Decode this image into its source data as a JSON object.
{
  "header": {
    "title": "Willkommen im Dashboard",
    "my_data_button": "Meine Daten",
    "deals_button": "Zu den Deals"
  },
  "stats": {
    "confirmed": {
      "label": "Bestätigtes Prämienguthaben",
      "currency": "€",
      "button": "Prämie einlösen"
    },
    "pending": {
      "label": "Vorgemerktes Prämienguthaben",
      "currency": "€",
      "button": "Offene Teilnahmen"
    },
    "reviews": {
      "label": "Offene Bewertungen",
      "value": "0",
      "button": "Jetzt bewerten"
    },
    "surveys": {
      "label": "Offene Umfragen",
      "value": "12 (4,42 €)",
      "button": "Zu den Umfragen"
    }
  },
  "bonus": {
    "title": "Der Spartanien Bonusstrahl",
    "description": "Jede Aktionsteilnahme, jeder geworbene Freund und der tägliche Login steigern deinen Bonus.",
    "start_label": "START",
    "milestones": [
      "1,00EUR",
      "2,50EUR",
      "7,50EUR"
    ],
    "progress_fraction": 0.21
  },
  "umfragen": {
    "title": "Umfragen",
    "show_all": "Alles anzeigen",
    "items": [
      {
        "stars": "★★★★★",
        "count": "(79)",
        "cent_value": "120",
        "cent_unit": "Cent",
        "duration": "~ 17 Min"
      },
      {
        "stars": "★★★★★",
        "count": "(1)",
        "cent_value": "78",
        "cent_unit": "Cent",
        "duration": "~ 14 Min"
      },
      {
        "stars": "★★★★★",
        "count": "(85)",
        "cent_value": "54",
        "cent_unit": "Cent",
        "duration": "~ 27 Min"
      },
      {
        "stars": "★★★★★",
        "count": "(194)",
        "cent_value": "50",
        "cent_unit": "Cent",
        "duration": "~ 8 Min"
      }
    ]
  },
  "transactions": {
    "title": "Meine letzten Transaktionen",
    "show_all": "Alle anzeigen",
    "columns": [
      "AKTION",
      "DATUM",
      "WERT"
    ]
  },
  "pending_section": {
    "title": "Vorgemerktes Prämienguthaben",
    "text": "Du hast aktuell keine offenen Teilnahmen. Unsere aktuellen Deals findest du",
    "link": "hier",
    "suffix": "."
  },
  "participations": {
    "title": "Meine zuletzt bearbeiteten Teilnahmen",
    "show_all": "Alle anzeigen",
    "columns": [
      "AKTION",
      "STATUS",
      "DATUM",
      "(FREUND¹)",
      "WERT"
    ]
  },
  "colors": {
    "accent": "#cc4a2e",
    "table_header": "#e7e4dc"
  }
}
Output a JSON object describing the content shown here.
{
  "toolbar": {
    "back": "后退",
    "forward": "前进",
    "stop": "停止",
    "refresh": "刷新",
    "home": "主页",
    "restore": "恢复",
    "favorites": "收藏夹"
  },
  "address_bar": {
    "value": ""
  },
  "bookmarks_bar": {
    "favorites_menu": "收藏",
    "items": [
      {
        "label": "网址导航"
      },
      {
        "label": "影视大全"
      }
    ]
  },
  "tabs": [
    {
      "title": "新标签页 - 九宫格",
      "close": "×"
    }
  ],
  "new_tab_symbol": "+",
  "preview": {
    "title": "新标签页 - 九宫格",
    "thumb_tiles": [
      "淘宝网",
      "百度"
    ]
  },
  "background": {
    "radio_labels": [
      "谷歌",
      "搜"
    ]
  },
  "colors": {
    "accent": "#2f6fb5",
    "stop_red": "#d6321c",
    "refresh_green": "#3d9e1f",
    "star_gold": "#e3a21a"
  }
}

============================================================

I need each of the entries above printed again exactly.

Decode this image into its source data as a JSON object.
{
  "header": {
    "title": "Willkommen im Dashboard",
    "my_data_button": "Meine Daten",
    "deals_button": "Zu den Deals"
  },
  "stats": {
    "confirmed": {
      "label": "Bestätigtes Prämienguthaben",
      "currency": "€",
      "button": "Prämie einlösen"
    },
    "pending": {
      "label": "Vorgemerktes Prämienguthaben",
      "currency": "€",
      "button": "Offene Teilnahmen"
    },
    "reviews": {
      "label": "Offene Bewertungen",
      "value": "0",
      "button": "Jetzt bewerten"
    },
    "surveys": {
      "label": "Offene Umfragen",
      "value": "12 (4,42 €)",
      "button": "Zu den Umfragen"
    }
  },
  "bonus": {
    "title": "Der Spartanien Bonusstrahl",
    "description": "Jede Aktionsteilnahme, jeder geworbene Freund und der tägliche Login steigern deinen Bonus.",
    "start_label": "START",
    "milestones": [
      "1,00EUR",
      "2,50EUR",
      "7,50EUR"
    ],
    "progress_fraction": 0.21
  },
  "umfragen": {
    "title": "Umfragen",
    "show_all": "Alles anzeigen",
    "items": [
      {
        "stars": "★★★★★",
        "count": "(79)",
        "cent_value": "120",
        "cent_unit": "Cent",
        "duration": "~ 17 Min"
      },
      {
        "stars": "★★★★★",
        "count": "(1)",
        "cent_value": "78",
        "cent_unit": "Cent",
        "duration": "~ 14 Min"
      },
      {
        "stars": "★★★★★",
        "count": "(85)",
        "cent_value": "54",
        "cent_unit": "Cent",
        "duration": "~ 27 Min"
      },
      {
        "stars": "★★★★★",
        "count": "(194)",
        "cent_value": "50",
        "cent_unit": "Cent",
        "duration": "~ 8 Min"
      }
    ]
  },
  "transactions": {
    "title": "Meine letzten Transaktionen",
    "show_all": "Alle anzeigen",
    "columns": [
      "AKTION",
      "DATUM",
      "WERT"
    ]
  },
  "pending_section": {
    "title": "Vorgemerktes Prämienguthaben",
    "text": "Du hast aktuell keine offenen Teilnahmen. Unsere aktuellen Deals findest du",
    "link": "hier",
    "suffix": "."
  },
  "participations": {
    "title": "Meine zuletzt bearbeiteten Teilnahmen",
    "show_all": "Alle anzeigen",
    "columns": [
      "AKTION",
      "STATUS",
      "DATUM",
      "(FREUND¹)",
      "WERT"
    ]
  },
  "colors": {
    "accent": "#cc4a2e",
    "table_header": "#e7e4dc"
  }
}
Output a JSON object describing the content shown here.
{
  "toolbar": {
    "back": "后退",
    "forward": "前进",
    "stop": "停止",
    "refresh": "刷新",
    "home": "主页",
    "restore": "恢复",
    "favorites": "收藏夹"
  },
  "address_bar": {
    "value": ""
  },
  "bookmarks_bar": {
    "favorites_menu": "收藏",
    "items": [
      {
        "label": "网址导航"
      },
      {
        "label": "影视大全"
      }
    ]
  },
  "tabs": [
    {
      "title": "新标签页 - 九宫格",
      "close": "×"
    }
  ],
  "new_tab_symbol": "+",
  "preview": {
    "title": "新标签页 - 九宫格",
    "thumb_tiles": [
      "淘宝网",
      "百度"
    ]
  },
  "background": {
    "radio_labels": [
      "谷歌",
      "搜"
    ]
  },
  "colors": {
    "accent": "#2f6fb5",
    "stop_red": "#d6321c",
    "refresh_green": "#3d9e1f",
    "star_gold": "#e3a21a"
  }
}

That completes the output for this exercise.